◆ What the task requires ◆
The records below need to be repeated exactly, though not their pictures.

◆ Supplied information ◆
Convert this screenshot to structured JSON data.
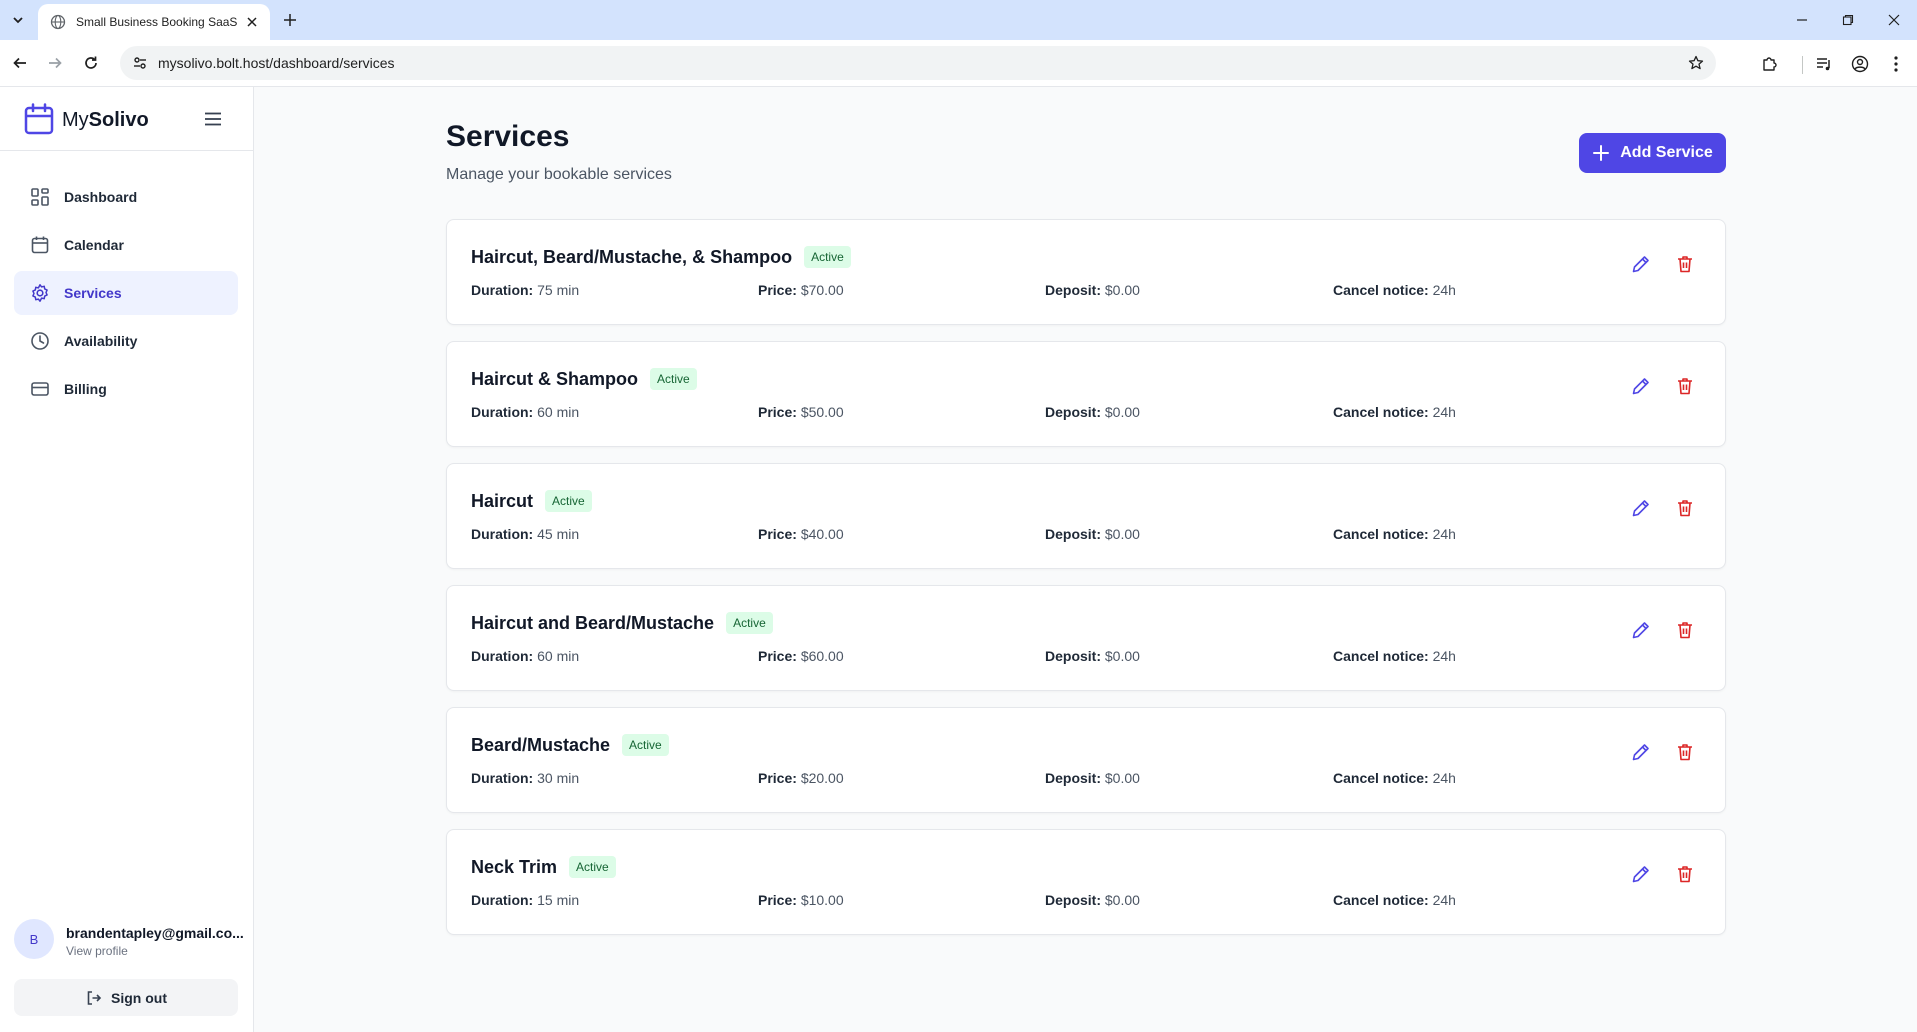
{
  "browser": {
    "tab_title": "Small Business Booking SaaS",
    "url": "mysolivo.bolt.host/dashboard/services"
  },
  "brand": {
    "prefix": "My",
    "name": "Solivo"
  },
  "nav": {
    "items": [
      {
        "label": "Dashboard",
        "icon": "dashboard-icon",
        "active": false
      },
      {
        "label": "Calendar",
        "icon": "calendar-icon",
        "active": false
      },
      {
        "label": "Services",
        "icon": "gear-icon",
        "active": true
      },
      {
        "label": "Availability",
        "icon": "clock-icon",
        "active": false
      },
      {
        "label": "Billing",
        "icon": "credit-card-icon",
        "active": false
      }
    ]
  },
  "user": {
    "initial": "B",
    "email": "brandentapley@gmail.co...",
    "link": "View profile"
  },
  "signout_label": "Sign out",
  "page": {
    "title": "Services",
    "subtitle": "Manage your bookable services",
    "add_label": "Add Service"
  },
  "labels": {
    "duration": "Duration:",
    "price": "Price:",
    "deposit": "Deposit:",
    "cancel": "Cancel notice:"
  },
  "services": [
    {
      "name": "Haircut, Beard/Mustache, & Shampoo",
      "status": "Active",
      "duration": "75 min",
      "price": "$70.00",
      "deposit": "$0.00",
      "cancel_notice": "24h"
    },
    {
      "name": "Haircut & Shampoo",
      "status": "Active",
      "duration": "60 min",
      "price": "$50.00",
      "deposit": "$0.00",
      "cancel_notice": "24h"
    },
    {
      "name": "Haircut",
      "status": "Active",
      "duration": "45 min",
      "price": "$40.00",
      "deposit": "$0.00",
      "cancel_notice": "24h"
    },
    {
      "name": "Haircut and Beard/Mustache",
      "status": "Active",
      "duration": "60 min",
      "price": "$60.00",
      "deposit": "$0.00",
      "cancel_notice": "24h"
    },
    {
      "name": "Beard/Mustache",
      "status": "Active",
      "duration": "30 min",
      "price": "$20.00",
      "deposit": "$0.00",
      "cancel_notice": "24h"
    },
    {
      "name": "Neck Trim",
      "status": "Active",
      "duration": "15 min",
      "price": "$10.00",
      "deposit": "$0.00",
      "cancel_notice": "24h"
    }
  ],
  "colors": {
    "accent": "#4f46e5",
    "active_nav_bg": "#eef2ff",
    "badge_bg": "#dcfce7",
    "badge_text": "#166534",
    "delete": "#dc2626"
  }
}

◆ Written answer ◆
Convert this screenshot to structured JSON data.
{
  "browser": {
    "tab_title": "Small Business Booking SaaS",
    "url": "mysolivo.bolt.host/dashboard/services"
  },
  "brand": {
    "prefix": "My",
    "name": "Solivo"
  },
  "nav": {
    "items": [
      {
        "label": "Dashboard",
        "icon": "dashboard-icon",
        "active": false
      },
      {
        "label": "Calendar",
        "icon": "calendar-icon",
        "active": false
      },
      {
        "label": "Services",
        "icon": "gear-icon",
        "active": true
      },
      {
        "label": "Availability",
        "icon": "clock-icon",
        "active": false
      },
      {
        "label": "Billing",
        "icon": "credit-card-icon",
        "active": false
      }
    ]
  },
  "user": {
    "initial": "B",
    "email": "brandentapley@gmail.co...",
    "link": "View profile"
  },
  "signout_label": "Sign out",
  "page": {
    "title": "Services",
    "subtitle": "Manage your bookable services",
    "add_label": "Add Service"
  },
  "labels": {
    "duration": "Duration:",
    "price": "Price:",
    "deposit": "Deposit:",
    "cancel": "Cancel notice:"
  },
  "services": [
    {
      "name": "Haircut, Beard/Mustache, & Shampoo",
      "status": "Active",
      "duration": "75 min",
      "price": "$70.00",
      "deposit": "$0.00",
      "cancel_notice": "24h"
    },
    {
      "name": "Haircut & Shampoo",
      "status": "Active",
      "duration": "60 min",
      "price": "$50.00",
      "deposit": "$0.00",
      "cancel_notice": "24h"
    },
    {
      "name": "Haircut",
      "status": "Active",
      "duration": "45 min",
      "price": "$40.00",
      "deposit": "$0.00",
      "cancel_notice": "24h"
    },
    {
      "name": "Haircut and Beard/Mustache",
      "status": "Active",
      "duration": "60 min",
      "price": "$60.00",
      "deposit": "$0.00",
      "cancel_notice": "24h"
    },
    {
      "name": "Beard/Mustache",
      "status": "Active",
      "duration": "30 min",
      "price": "$20.00",
      "deposit": "$0.00",
      "cancel_notice": "24h"
    },
    {
      "name": "Neck Trim",
      "status": "Active",
      "duration": "15 min",
      "price": "$10.00",
      "deposit": "$0.00",
      "cancel_notice": "24h"
    }
  ],
  "colors": {
    "accent": "#4f46e5",
    "active_nav_bg": "#eef2ff",
    "badge_bg": "#dcfce7",
    "badge_text": "#166534",
    "delete": "#dc2626"
  }
}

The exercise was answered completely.